◆ **TASK MATERIAL**:
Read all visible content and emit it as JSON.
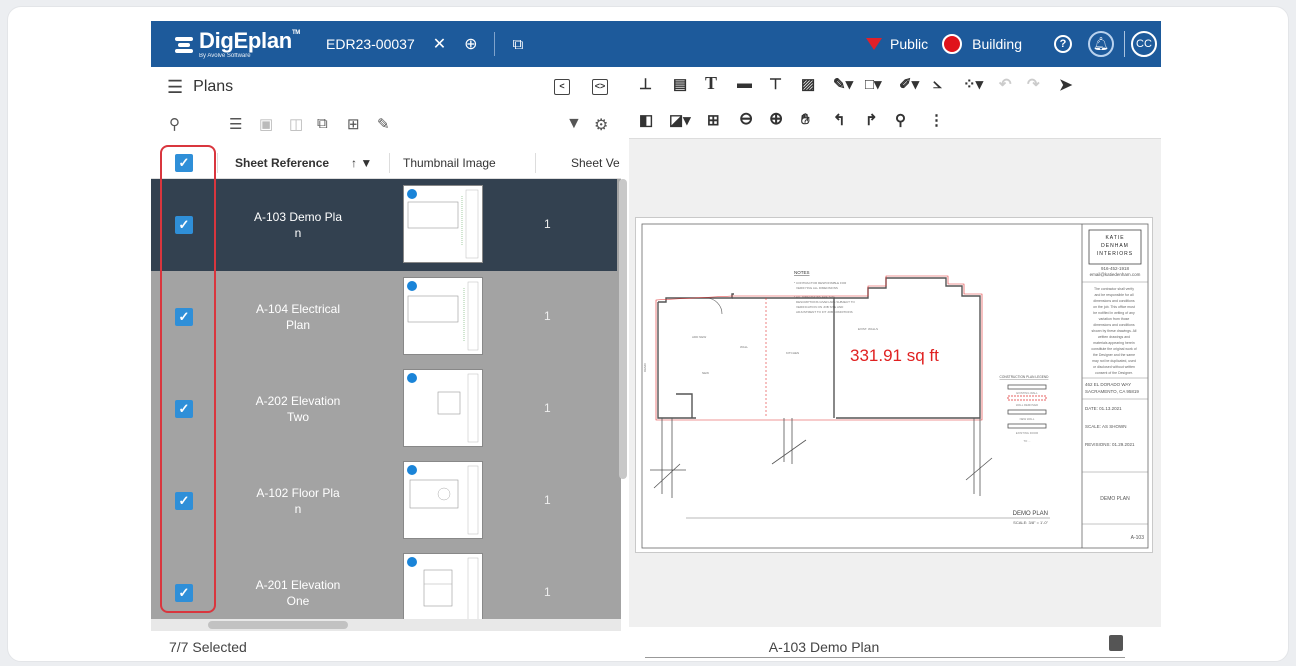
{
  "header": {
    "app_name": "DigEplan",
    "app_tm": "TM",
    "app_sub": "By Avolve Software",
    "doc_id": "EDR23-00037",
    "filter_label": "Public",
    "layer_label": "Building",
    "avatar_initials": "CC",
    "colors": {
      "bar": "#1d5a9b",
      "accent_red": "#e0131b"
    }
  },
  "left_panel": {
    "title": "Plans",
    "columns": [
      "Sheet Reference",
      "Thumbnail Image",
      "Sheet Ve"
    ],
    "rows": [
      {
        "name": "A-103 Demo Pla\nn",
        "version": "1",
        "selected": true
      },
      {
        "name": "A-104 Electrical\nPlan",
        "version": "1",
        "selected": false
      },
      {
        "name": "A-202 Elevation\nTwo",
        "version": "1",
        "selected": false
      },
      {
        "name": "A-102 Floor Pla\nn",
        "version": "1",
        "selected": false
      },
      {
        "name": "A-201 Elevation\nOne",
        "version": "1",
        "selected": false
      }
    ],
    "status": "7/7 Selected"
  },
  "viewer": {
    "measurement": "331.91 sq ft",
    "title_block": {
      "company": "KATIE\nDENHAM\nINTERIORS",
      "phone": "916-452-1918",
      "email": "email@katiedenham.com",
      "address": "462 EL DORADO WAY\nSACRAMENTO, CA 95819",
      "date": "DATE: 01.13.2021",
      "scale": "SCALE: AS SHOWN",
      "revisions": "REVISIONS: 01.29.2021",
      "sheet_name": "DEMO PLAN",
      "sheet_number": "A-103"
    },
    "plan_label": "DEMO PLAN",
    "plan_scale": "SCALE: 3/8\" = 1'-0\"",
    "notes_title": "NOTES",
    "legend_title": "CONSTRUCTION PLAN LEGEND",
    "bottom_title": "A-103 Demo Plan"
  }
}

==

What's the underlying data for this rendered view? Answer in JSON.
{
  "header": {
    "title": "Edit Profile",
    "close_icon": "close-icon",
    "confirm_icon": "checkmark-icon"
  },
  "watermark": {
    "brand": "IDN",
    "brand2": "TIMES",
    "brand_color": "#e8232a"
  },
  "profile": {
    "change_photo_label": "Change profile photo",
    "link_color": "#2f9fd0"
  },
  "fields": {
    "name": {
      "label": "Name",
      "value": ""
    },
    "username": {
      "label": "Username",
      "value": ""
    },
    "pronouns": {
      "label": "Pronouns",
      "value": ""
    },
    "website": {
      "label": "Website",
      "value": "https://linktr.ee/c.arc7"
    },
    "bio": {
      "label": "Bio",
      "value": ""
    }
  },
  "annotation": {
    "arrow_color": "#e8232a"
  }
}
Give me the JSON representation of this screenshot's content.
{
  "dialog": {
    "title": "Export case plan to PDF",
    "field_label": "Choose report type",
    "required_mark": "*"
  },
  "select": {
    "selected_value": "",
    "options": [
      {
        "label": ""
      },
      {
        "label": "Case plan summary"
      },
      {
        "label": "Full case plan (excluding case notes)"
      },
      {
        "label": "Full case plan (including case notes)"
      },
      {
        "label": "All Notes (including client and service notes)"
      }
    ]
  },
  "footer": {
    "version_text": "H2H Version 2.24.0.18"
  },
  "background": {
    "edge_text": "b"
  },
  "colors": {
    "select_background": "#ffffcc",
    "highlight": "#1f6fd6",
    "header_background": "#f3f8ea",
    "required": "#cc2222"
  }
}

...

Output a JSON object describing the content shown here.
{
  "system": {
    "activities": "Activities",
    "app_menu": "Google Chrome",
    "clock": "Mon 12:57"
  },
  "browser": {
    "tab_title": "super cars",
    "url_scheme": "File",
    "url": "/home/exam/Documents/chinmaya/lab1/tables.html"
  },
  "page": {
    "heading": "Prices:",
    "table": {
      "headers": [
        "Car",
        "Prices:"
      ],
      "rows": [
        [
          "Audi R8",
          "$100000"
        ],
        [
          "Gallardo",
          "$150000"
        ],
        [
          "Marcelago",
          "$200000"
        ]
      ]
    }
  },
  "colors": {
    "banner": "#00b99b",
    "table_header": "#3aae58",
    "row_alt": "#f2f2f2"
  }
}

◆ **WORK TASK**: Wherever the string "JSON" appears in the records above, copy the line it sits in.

◆ **TASK RESULT**:
Read all visible content and emit it as JSON.
What's the underlying data for this rendered view? Answer in JSON.
Give me the JSON representation of this screenshot's content.
Output a JSON object describing the content shown here.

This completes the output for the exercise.